Try it: Where in the entries below does "JSON" appear? Copy every line that has it.

Website and app data records:
★ ★ ★ ★ ★

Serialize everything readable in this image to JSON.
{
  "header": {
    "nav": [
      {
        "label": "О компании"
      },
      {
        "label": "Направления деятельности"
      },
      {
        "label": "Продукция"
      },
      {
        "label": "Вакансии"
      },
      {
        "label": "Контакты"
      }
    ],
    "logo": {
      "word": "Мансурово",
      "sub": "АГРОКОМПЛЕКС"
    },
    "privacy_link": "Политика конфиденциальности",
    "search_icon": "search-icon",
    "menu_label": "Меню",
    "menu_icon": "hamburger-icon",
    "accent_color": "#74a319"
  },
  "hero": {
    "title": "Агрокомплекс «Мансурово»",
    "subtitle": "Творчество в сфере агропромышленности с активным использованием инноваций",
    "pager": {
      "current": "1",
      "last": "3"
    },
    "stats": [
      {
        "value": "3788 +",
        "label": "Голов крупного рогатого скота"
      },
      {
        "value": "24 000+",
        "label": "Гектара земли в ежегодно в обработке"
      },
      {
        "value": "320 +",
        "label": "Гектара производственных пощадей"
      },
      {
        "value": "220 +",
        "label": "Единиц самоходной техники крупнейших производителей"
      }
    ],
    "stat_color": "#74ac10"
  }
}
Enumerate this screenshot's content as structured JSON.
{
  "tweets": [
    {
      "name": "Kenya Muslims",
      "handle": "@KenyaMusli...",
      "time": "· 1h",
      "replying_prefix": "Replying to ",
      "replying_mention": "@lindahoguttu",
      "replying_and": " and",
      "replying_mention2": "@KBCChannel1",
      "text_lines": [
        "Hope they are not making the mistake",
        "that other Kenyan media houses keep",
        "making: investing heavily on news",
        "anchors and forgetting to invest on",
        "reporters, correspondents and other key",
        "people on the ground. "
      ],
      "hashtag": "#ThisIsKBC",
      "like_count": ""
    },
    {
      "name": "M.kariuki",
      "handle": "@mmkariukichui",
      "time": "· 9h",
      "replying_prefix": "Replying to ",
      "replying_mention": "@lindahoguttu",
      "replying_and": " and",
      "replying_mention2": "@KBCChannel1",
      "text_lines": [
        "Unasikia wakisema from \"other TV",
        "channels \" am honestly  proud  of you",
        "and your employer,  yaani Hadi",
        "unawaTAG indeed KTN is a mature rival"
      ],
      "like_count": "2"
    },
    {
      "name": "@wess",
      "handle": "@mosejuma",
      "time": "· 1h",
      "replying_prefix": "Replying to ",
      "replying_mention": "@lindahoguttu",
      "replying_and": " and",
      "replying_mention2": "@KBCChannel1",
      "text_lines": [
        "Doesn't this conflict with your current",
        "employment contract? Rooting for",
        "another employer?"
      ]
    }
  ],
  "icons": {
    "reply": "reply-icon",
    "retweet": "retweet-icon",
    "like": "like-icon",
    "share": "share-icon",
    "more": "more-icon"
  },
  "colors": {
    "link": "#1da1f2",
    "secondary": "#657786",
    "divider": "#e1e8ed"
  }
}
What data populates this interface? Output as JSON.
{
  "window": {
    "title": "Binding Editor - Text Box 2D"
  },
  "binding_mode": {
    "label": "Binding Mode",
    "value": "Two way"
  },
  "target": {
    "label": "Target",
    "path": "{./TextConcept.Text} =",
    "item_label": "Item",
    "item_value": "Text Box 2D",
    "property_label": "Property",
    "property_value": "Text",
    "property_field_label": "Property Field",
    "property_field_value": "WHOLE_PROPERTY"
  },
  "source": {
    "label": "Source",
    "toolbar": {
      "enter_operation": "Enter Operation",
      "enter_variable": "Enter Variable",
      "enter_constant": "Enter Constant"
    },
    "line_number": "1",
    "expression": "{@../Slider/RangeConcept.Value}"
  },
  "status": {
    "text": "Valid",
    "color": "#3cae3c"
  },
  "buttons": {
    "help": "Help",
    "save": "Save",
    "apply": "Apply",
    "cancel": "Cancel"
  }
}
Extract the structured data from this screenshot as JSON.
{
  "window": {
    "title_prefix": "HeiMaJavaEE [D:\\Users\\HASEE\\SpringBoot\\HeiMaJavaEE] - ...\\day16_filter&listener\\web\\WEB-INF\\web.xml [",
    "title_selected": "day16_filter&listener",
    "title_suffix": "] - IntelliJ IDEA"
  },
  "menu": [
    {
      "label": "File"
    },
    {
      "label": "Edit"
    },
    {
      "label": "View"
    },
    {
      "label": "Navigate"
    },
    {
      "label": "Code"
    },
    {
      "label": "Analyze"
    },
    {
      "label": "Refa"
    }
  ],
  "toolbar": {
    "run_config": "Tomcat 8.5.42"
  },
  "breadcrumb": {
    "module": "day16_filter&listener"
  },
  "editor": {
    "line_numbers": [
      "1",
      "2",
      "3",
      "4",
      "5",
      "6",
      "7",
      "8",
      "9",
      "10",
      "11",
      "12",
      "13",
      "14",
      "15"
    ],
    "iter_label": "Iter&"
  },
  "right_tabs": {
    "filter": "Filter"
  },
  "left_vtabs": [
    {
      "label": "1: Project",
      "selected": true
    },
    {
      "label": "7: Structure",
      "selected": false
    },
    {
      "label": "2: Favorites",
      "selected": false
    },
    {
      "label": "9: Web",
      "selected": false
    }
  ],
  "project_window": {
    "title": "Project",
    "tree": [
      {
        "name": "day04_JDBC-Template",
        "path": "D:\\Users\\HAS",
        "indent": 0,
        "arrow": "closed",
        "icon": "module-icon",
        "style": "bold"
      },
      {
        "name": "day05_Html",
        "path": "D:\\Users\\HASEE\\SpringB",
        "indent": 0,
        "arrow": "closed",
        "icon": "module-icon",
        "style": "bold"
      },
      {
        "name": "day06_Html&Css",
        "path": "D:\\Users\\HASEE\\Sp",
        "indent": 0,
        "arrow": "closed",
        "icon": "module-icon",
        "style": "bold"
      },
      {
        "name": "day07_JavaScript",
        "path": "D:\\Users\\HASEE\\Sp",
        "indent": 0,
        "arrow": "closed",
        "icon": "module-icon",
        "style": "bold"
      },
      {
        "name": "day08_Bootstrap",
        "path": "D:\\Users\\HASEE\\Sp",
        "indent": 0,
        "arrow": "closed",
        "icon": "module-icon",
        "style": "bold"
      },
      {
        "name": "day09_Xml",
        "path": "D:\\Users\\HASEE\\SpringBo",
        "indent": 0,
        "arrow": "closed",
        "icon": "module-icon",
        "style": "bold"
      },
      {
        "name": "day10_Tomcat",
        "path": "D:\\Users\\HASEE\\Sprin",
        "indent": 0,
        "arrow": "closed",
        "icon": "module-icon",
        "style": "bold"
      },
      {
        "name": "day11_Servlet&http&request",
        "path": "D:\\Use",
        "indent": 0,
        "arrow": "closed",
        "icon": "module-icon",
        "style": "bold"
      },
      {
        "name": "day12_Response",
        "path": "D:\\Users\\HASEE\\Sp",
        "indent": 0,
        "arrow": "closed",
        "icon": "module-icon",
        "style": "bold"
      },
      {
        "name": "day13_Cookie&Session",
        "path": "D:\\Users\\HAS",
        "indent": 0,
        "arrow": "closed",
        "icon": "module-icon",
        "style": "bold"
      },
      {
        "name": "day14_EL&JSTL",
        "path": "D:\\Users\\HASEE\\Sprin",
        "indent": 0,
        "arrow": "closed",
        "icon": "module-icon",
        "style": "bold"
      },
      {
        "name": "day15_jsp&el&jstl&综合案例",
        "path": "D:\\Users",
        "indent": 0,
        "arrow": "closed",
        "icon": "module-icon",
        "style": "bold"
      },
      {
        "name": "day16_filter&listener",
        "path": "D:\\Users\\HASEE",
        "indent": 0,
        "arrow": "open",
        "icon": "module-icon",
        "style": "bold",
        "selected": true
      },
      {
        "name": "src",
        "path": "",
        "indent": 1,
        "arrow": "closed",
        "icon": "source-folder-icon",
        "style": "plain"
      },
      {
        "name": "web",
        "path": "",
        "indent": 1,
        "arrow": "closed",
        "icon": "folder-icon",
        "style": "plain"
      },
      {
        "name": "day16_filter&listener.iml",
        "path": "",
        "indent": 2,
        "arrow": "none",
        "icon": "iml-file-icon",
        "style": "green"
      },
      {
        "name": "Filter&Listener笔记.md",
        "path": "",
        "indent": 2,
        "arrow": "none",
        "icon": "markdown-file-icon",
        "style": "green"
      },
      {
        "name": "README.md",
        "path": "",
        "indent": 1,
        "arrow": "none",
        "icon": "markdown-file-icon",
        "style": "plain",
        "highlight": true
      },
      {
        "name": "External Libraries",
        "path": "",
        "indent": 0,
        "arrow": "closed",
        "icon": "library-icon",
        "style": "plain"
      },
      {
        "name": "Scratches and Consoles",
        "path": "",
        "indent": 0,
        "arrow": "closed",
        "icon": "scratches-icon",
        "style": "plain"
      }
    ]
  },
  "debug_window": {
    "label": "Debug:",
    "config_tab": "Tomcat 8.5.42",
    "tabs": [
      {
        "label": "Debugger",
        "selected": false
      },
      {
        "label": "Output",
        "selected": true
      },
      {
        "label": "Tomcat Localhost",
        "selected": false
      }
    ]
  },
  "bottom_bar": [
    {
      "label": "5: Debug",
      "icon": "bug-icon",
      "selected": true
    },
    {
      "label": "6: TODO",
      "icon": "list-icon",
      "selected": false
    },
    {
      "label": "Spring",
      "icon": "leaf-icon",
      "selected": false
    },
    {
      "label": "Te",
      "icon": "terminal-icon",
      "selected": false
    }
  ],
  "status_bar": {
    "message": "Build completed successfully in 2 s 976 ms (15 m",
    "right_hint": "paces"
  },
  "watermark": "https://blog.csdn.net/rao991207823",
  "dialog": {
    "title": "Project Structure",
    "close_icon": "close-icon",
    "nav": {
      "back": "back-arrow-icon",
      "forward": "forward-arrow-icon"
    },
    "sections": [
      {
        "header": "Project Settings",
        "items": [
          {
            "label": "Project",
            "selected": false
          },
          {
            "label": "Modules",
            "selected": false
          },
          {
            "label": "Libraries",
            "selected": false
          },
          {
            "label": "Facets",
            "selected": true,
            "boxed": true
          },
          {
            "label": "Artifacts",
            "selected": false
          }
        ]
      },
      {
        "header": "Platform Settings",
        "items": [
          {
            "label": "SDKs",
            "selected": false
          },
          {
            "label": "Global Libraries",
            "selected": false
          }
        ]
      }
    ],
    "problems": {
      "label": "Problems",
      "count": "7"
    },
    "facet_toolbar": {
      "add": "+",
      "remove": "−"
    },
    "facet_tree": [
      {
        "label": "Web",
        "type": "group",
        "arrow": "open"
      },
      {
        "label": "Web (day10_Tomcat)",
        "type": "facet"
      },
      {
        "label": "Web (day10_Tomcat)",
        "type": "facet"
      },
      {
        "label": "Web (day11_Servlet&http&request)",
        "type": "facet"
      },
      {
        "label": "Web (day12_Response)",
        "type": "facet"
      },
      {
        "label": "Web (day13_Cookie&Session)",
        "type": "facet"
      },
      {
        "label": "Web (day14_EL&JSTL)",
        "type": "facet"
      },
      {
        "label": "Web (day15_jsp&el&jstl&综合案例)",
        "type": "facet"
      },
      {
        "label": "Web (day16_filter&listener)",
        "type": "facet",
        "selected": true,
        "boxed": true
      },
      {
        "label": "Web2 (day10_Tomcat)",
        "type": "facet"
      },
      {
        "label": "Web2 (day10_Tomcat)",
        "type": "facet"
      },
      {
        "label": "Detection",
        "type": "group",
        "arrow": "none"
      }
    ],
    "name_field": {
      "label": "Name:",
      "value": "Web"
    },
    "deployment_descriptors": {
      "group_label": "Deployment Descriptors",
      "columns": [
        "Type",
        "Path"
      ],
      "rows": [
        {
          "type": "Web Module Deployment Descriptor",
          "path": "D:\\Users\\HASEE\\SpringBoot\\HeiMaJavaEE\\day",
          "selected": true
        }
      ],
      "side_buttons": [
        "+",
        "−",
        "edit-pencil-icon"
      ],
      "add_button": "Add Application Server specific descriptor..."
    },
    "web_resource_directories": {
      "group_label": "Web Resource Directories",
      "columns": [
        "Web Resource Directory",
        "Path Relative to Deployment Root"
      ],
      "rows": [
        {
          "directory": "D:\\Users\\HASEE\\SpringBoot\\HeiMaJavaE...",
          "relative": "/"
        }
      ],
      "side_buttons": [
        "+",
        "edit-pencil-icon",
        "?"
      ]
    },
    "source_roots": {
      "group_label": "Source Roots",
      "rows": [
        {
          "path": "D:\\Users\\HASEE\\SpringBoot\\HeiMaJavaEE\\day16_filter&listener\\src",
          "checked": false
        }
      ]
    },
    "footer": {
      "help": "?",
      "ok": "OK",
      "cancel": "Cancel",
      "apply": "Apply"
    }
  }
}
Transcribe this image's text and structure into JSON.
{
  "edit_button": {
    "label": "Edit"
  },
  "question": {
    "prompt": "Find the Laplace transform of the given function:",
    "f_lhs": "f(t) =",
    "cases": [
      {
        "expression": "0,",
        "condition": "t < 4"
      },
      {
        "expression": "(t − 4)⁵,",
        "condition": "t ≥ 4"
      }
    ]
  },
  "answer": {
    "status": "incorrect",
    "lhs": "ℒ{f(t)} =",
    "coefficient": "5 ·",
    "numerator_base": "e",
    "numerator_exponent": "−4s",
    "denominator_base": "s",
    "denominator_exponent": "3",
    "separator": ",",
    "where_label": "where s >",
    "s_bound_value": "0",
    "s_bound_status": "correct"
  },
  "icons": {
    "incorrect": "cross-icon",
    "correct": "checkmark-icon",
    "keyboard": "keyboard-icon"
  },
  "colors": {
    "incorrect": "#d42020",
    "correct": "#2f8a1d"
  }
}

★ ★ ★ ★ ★

Output below:
Serialize everything readable in this image to JSON.
Enumerate this screenshot's content as structured JSON.
What data populates this interface? Output as JSON.
Extract the structured data from this screenshot as JSON.
Transcribe this image's text and structure into JSON.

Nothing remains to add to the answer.